Junior Library Guild selection
“Riveting.” —Kirkus, starred review
“A testament to the strength of enduring cultural traditions and the possibility of finding family in the unlikeliest places.” —Publishers Weekly, starred review
“This poetic, historical novel is an important addition to libraries given its focus on the consequences of U.S. involvement in Bolivian politics.” —School Library Journal, starred review
“There are writers and there is Melanie Crowder, who advances the art form to such a degree that when you reach the last page you can only hope that she will bless you with another literary masterpiece. Her young adult novel is raw, gripping, poetic and bold as it tackles the lingering aspect of colonialism in South America’s poorest country and America’s unscrupulous War On Drugs in the region. Crowder takes you on an emotional pilgrimage that you won’t want to end.” —RT Book Reviews, five star gold

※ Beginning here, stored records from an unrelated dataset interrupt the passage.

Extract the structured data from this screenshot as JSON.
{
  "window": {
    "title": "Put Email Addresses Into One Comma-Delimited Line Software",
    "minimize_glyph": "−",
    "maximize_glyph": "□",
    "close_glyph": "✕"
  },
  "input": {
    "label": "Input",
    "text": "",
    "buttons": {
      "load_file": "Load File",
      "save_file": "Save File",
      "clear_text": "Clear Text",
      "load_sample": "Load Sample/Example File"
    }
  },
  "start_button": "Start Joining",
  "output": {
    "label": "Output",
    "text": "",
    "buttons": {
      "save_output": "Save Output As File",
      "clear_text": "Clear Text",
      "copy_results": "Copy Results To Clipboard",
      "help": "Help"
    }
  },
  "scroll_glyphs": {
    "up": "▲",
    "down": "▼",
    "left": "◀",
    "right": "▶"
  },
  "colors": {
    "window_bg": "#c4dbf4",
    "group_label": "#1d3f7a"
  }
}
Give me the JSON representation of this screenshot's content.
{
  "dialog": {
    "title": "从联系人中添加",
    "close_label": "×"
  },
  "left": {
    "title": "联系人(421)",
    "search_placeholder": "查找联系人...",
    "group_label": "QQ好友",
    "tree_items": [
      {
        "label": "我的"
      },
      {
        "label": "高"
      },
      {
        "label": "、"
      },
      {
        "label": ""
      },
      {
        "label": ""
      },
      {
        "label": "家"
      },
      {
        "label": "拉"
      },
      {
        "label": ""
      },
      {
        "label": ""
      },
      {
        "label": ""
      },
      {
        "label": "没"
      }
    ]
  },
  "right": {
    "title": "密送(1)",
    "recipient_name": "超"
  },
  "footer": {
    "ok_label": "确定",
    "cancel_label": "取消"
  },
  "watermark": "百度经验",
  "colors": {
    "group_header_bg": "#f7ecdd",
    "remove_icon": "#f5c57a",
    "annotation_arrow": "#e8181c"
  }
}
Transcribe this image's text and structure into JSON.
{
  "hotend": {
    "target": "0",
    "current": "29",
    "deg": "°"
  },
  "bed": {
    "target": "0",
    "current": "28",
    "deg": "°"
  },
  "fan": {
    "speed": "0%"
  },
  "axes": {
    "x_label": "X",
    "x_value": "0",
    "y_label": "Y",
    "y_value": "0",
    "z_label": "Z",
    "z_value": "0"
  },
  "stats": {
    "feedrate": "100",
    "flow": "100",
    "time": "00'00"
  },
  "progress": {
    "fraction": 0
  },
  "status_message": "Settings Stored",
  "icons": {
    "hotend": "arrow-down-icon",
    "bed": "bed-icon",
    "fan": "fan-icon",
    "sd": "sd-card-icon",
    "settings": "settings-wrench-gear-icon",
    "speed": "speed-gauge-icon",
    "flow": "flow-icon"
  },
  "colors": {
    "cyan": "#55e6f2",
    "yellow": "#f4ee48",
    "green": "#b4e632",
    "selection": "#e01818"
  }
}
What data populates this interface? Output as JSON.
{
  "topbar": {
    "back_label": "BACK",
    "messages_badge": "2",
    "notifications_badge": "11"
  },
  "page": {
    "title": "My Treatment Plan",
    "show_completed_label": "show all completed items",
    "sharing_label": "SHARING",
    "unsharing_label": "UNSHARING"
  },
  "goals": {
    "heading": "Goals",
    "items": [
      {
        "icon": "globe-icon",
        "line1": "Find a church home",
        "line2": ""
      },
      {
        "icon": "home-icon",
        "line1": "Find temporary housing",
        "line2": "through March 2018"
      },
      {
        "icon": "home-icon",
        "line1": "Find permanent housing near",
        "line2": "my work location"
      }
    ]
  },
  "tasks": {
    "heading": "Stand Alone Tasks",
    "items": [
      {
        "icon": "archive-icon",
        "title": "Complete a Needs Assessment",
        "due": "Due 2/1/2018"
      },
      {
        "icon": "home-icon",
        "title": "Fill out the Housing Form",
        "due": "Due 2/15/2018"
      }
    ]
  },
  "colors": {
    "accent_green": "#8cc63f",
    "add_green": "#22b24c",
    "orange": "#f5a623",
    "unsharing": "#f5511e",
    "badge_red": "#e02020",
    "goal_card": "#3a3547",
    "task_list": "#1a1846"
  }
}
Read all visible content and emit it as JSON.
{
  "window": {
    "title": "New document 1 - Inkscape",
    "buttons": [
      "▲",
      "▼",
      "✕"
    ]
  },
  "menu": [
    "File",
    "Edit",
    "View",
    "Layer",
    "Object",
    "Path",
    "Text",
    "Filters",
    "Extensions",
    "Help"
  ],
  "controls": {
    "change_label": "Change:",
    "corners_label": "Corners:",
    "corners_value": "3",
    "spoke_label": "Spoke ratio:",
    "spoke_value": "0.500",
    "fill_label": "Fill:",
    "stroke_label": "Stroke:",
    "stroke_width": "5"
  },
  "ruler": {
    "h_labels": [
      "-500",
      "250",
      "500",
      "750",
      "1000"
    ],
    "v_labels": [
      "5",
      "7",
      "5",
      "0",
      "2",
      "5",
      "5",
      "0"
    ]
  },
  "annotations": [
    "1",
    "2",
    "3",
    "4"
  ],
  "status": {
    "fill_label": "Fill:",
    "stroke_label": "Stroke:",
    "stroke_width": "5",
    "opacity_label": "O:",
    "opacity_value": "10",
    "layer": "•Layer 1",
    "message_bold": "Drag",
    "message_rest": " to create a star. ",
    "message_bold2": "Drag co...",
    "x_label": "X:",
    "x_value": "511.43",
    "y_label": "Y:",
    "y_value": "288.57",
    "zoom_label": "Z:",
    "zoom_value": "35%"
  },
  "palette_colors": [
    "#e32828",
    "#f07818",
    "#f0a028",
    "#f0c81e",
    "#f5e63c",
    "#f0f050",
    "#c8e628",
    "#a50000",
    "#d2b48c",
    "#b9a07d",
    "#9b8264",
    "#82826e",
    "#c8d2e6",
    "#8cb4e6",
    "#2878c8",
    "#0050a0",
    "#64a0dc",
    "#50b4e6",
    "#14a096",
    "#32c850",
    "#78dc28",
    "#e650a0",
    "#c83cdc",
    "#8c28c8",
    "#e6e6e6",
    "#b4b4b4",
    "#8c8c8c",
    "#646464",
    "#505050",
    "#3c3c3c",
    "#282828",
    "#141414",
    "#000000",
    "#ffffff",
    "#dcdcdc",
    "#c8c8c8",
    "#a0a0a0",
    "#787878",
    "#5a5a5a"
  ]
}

It’s 1999 in Bolivia and Francisco’s life consists of school, soccer, and trying to find space for himself in his family’s cramped yet boisterous home. But when his father is arrested on false charges and sent to prison by a corrupt system that targets the uneducated, the poor, and the indigenous majority, Francisco’s mother abandons hope and her family. Francisco and his sister are left with no choice: They must move into the prison with their father. There, they find a world unlike anything they’ve ever known, where everything a door, a mattress, protection from other inmates has its price.
Prison life is dirty, dire, and dehumanizing. With their lives upended, Francisco faces an impossible decision: Break up the family and take his sister to their grandparents in the Andean highlands, fleeing the city and the future that was just within his grasp, or remain together in the increasingly dangerous prison. Pulled between two equally undesirable options, Francisco must confront everything he once believed about the world around him and his place within it.
In this heart-wrenching novel inspired by real events, Melanie Crowder sheds light on a little-known era of modern South American history where injustice still darkens the minds and hearts of people alike and proves that hope can be found, even in the most desperate places.